By Sydney Collins, '20

Art is a mode of expression and craftsmanship. Science is the practice of making observations about physical properties of the world. The two disciplines are arguably distinct opposites from one another.

However, one UR professor has found a way to bring the two fields together. 

Chemistry professor Ryan Coppage has 15 years of pottery experience and an art minor. He is the director of introductory laboratories and works on materials chemistry research projects in regards to developing ceramic surface alternatives. He had the idea of teaching a class on chemistry and art for a few years and fall 2017 was the first semester that Chemistry in Art became offered. 

The course combines theoretical science concepts with current art practices to provide a greater understanding of chemistry’s role in art and show how the nature of color relies on chemical processes.

“The students actually do labs which are effectively art studio practices and then we talk about the science of the labs themselves,” Coppage said. “I bring in art conservationists, I’ve brought in a restorationist that has worked on $50 million paintings, anything that I can possibly get my hands on that talks about the intersection between science and art. 

Coppage structures his class by giving a lecture on a type of art, its history and its uses in modern times. He then talks about the science of how the methods works, such as the elements of composition, recipes and different pigment compositions.

“For example, we did a ceramics lab in which we used a 5,000-year-old Egyptian faience recipe where they would make the little turquoise statues of the Egyptian gods,” said Coppage. “I provided an adapted recipe for them, they molded their own statues. The students had to write up a lab report about the actual science of the material, what caused the color, how it was fired, why it was the color it was, how it was hard or petrified.”

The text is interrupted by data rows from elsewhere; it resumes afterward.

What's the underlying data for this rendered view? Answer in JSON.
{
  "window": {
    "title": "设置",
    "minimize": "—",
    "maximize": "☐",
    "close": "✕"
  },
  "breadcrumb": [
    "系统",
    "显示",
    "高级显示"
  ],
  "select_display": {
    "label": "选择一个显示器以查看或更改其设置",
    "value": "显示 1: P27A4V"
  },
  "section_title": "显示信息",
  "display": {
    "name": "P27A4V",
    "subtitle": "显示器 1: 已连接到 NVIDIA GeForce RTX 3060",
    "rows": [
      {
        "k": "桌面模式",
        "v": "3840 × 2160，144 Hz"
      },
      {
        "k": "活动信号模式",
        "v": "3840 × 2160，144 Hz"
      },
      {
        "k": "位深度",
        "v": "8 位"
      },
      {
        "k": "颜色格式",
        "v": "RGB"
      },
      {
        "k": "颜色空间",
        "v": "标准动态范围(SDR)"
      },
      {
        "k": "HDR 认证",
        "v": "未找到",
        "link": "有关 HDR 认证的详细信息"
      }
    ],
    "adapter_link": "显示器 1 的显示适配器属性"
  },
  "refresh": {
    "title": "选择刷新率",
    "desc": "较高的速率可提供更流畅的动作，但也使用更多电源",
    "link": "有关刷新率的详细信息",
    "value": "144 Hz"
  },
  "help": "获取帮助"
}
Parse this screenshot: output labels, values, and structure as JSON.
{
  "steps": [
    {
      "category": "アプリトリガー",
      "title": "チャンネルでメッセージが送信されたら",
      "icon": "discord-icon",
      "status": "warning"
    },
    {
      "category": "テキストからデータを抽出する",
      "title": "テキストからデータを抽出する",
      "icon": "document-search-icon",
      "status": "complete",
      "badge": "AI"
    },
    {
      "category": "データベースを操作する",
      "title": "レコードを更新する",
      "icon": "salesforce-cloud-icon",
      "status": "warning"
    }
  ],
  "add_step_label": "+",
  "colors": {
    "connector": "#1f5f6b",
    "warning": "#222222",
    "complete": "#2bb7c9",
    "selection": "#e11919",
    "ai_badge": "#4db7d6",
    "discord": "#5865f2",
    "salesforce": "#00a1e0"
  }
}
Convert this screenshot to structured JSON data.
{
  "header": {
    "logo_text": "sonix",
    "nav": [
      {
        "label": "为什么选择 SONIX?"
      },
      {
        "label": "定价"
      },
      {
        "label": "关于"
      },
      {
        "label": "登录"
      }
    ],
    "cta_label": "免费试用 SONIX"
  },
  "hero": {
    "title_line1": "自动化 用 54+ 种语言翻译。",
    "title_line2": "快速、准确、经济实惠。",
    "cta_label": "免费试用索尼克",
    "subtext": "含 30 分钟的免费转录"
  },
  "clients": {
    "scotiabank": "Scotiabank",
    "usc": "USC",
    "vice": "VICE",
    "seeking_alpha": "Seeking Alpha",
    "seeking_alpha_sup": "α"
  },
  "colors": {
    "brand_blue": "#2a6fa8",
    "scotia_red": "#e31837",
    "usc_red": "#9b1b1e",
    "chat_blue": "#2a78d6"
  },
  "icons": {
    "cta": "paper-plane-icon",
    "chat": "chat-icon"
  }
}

Coppage geared the course toward non-science majors so art majors could take the class and learn more about the processes associated with their field of study. Art majors comprise the majority of his class and he said that his goal is for those art majors to understand the processes they have at their disposal and begin breaking rules in their specific medium.

“For me, it’s about education,” he said. “If someone is interested in art I think that if they understand what they’re doing a little bit more, it widens their perspective. All of a sudden, they’re not confined to the small amount of rules they have set in front of them. They can go in any direction they want if they understand the parameters they have.”

Through finding a medium between two fields of study that seem drastically different from one another, Coppage’s students are encouraged to look for further correlation among their academic endeavors.

“The course actually creates this large spectrum embodiment of knowledge where science and art actually intersect,” Coppage said. “For me, I get students of art who comment on how they understand additive versus subtractive color for pigments versus lighting. And they’ve started to already apply what they’ve learned in class to their other courses.”